Movies rarely come as fun, silly, and sincere as Tremors. At first blush, a schlocky flick about sightless subterranean tentacle worms seems like perfect fodder for Mystery Science Theater 3000. But Tremors is smarter, funnier, and far better executed than your typical Sharknado or Carnosaur.
With uninhibited acting, throwback special effects, and crowd-pleasing action, here are 5 reasons to tune into IFC this Tuesday, April 18th for an all-day Tremors movie marathon.
1. It’s a love letter to old-school special effects.
Released in 1990, the original Tremors came out a few years before filmmakers could rely on CGI to create movie monsters. (See Anaconda, Deep Blue Sea, or any mid-’90s creature feature.) Thankfully, director Ron Underwood and his team opted for rubber models and practical effects for the “Graboids” to achieve the throwback look to the type of flick you’d see at a 1950s drive-in.
2. Kevin Bacon is exuberance personified.
The man who is seven degrees away from everyone in Hollywood, Kevin Bacon is no slouch when it comes to acting. But it’s his commitment to the role of Nevada handyman Valentine “Val” McKee that makes Tremors work. There’s no ironic wink in his performance or even the slightest hint that he’s above this fun, silly movie. Put simply, there are giant, subterranean, man-eating worms, somebody has to do something about it, and Bacon leads with gusto.
3. The sensitive dad from Family Ties is an unhinged gun nut.
To say Michael Gross’ Burt Gummer is a far cry from his role as soft-spoken liberal Steven Keaton in Family Ties would be an understatement. (A Gross understatement?) While Bacon can be credited for committing to a role, Gross should be honored for taking a big sloppy bite out of his. With an artillery stockpile to rival most militias — and an explosive rage as its hair trigger — Burt is the perfect foil for a mutant antagonist just as crazy as him.
4. The Graboids keep their prey on their toes… literally.
By themselves, these underground terrors are the quintessential movie monster baddies: ferocious, relentless, quick-to-learn, and possessing keen senses with one or two exploitable weaknesses. But it’s their sensitivity to impact vibrations above ground that makes every plot point (and footfall) that much more suspenseful and crucial. Viewers can’t help but hold their breath and slow their gestures along with the characters on screen.
5. The triumph of the kill is a sure-fire audience-pleaser.
With only a handful of creatures, the threat isn’t complicated by an overwhelming swarm. Each kill contains more emotional resonance than if there were hundreds of worms being slaughtered every minute. (See Starship Troopers.) And for every Graboid’s shrieking, gut-gushing end, it’s a stand-up-and-cheer moment for both the actors and the audience.

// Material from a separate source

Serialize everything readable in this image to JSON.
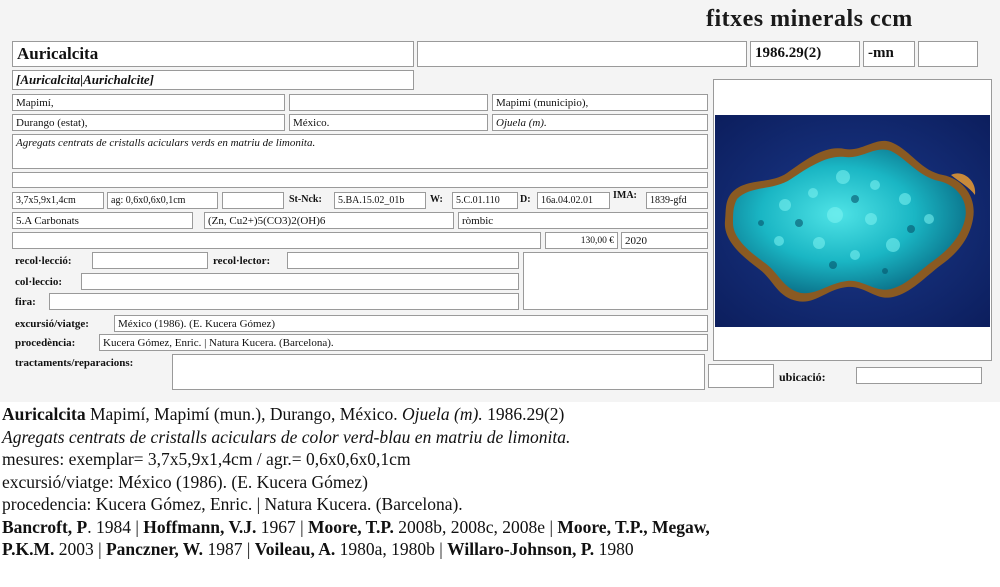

“Grab” some snacks and tune in to IFC’s Tremors Tuesday!